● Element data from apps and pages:
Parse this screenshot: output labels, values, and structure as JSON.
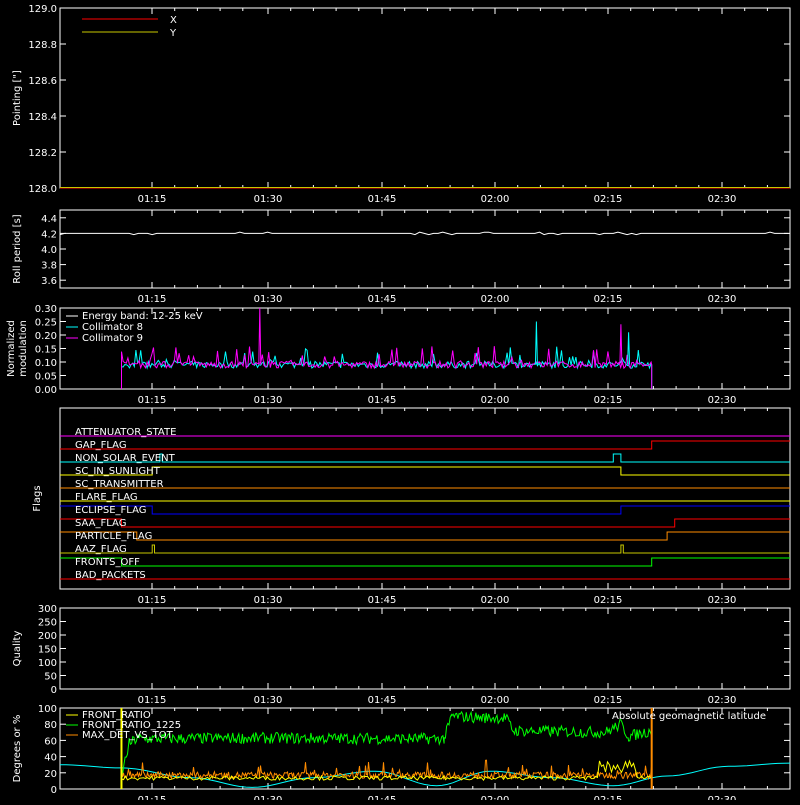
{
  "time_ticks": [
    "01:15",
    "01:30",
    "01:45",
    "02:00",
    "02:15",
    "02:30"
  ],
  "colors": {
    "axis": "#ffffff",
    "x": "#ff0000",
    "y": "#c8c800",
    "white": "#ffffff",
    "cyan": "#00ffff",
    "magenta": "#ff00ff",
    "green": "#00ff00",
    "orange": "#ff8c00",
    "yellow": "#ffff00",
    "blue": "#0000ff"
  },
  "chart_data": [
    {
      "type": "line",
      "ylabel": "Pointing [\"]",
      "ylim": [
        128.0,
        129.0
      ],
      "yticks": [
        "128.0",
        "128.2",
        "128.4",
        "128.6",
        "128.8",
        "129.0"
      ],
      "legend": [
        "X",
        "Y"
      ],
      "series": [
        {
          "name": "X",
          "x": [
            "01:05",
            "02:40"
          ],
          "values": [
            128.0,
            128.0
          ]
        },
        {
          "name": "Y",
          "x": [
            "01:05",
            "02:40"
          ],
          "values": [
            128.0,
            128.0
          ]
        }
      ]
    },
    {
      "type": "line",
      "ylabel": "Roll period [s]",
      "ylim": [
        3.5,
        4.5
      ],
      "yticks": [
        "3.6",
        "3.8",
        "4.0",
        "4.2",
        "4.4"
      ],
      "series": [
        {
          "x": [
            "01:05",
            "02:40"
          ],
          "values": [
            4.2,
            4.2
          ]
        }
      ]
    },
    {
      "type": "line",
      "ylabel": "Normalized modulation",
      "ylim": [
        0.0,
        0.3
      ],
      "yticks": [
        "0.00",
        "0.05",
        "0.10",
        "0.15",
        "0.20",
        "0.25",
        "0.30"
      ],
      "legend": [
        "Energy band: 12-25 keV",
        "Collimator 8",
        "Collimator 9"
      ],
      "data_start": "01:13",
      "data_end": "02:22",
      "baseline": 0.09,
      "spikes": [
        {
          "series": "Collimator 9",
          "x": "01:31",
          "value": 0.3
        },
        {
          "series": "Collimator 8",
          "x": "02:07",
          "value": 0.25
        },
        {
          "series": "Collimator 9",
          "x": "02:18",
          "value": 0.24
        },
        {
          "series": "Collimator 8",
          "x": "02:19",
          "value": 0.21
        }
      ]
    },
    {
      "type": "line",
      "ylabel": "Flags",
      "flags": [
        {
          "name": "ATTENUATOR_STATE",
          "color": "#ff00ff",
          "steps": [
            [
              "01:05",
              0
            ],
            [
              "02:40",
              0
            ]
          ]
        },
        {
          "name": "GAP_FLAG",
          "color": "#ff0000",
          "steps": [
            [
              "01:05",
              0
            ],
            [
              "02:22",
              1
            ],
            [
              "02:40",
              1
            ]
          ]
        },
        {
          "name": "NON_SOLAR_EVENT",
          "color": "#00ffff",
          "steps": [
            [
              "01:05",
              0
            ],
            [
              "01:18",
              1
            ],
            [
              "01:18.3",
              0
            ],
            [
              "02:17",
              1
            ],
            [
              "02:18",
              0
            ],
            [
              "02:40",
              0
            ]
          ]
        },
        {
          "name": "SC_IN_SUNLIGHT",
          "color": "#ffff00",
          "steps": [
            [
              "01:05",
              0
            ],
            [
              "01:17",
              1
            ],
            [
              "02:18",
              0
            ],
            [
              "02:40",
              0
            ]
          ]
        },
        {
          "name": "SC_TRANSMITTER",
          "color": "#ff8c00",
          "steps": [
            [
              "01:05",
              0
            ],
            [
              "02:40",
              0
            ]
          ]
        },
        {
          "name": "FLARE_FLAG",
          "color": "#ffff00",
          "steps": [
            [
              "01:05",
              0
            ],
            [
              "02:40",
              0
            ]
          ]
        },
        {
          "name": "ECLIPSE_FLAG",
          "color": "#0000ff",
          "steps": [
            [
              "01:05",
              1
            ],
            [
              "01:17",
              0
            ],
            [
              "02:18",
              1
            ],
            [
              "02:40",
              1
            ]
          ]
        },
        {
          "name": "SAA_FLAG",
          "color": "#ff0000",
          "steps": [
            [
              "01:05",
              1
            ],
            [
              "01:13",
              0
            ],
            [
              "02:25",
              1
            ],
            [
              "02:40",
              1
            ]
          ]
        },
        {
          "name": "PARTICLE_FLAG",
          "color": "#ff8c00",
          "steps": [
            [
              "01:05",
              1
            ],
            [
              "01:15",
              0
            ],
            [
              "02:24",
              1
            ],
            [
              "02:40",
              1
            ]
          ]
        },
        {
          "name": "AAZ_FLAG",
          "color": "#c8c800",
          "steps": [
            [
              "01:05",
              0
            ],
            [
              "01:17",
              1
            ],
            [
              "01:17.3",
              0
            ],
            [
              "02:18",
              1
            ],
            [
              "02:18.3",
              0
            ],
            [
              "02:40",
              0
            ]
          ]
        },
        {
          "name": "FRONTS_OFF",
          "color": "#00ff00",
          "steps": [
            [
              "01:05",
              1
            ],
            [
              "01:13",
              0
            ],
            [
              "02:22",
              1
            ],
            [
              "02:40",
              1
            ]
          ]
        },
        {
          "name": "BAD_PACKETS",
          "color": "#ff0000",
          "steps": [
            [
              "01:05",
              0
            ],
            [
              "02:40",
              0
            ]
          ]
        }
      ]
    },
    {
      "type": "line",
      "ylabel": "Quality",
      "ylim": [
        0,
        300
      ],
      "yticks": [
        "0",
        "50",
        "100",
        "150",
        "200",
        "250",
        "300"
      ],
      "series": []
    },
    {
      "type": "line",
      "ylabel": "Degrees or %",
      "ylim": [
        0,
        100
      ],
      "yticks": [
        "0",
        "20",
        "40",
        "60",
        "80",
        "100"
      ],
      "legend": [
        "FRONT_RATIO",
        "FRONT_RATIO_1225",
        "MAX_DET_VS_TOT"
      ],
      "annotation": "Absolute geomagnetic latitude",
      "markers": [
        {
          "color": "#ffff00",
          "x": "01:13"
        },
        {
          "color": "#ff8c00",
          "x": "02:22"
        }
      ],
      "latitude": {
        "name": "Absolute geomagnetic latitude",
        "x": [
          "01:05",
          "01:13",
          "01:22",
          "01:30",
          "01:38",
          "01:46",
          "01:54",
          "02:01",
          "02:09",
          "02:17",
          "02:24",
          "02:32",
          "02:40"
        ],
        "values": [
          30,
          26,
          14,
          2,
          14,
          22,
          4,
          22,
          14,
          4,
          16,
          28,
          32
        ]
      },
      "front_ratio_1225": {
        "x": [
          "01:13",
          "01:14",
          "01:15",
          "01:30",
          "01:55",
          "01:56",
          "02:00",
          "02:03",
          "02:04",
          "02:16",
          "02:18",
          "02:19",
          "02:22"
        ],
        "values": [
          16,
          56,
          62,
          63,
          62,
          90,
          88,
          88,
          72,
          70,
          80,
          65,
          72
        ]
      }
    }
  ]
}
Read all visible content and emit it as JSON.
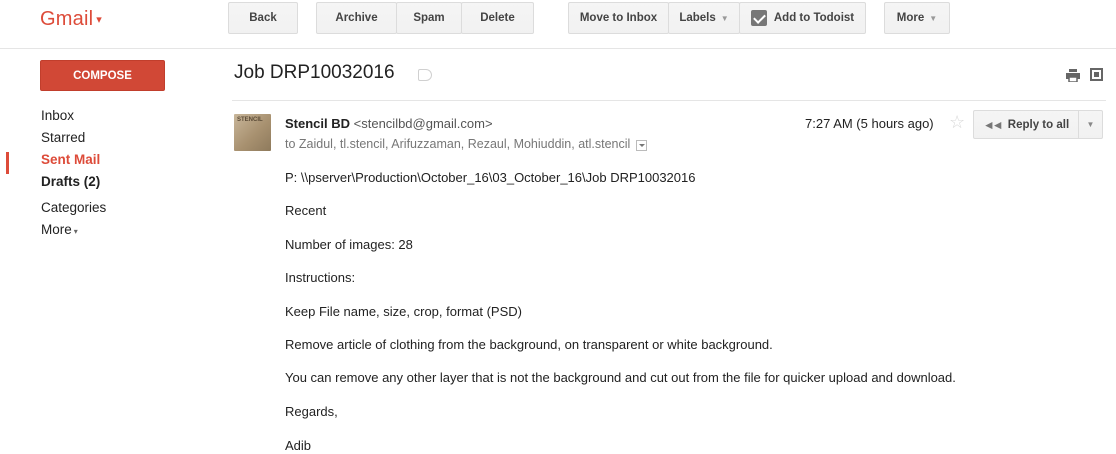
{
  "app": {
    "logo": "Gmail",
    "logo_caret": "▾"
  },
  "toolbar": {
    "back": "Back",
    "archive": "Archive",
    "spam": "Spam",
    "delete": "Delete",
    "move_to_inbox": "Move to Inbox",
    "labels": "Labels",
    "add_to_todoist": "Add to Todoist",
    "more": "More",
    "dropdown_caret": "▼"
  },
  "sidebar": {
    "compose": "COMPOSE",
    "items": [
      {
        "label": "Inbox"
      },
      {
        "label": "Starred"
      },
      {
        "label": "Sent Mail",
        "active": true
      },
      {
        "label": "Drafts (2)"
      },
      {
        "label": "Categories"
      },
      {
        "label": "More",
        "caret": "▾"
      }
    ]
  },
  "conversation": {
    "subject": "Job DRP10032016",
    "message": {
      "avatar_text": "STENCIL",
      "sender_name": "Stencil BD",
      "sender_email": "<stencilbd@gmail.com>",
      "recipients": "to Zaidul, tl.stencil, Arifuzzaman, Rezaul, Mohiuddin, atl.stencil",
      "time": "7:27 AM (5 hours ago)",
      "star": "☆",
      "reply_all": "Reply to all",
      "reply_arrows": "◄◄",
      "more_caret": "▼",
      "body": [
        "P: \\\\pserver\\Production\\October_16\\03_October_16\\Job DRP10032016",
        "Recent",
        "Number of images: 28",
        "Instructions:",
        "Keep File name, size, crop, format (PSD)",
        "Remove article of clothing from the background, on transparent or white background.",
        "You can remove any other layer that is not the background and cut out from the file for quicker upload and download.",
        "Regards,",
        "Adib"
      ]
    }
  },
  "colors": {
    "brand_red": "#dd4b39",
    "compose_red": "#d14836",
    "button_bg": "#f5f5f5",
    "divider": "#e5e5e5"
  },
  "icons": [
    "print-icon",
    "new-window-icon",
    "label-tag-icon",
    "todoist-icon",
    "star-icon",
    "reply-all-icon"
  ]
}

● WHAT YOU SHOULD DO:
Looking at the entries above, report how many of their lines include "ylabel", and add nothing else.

● RESPONSE:
6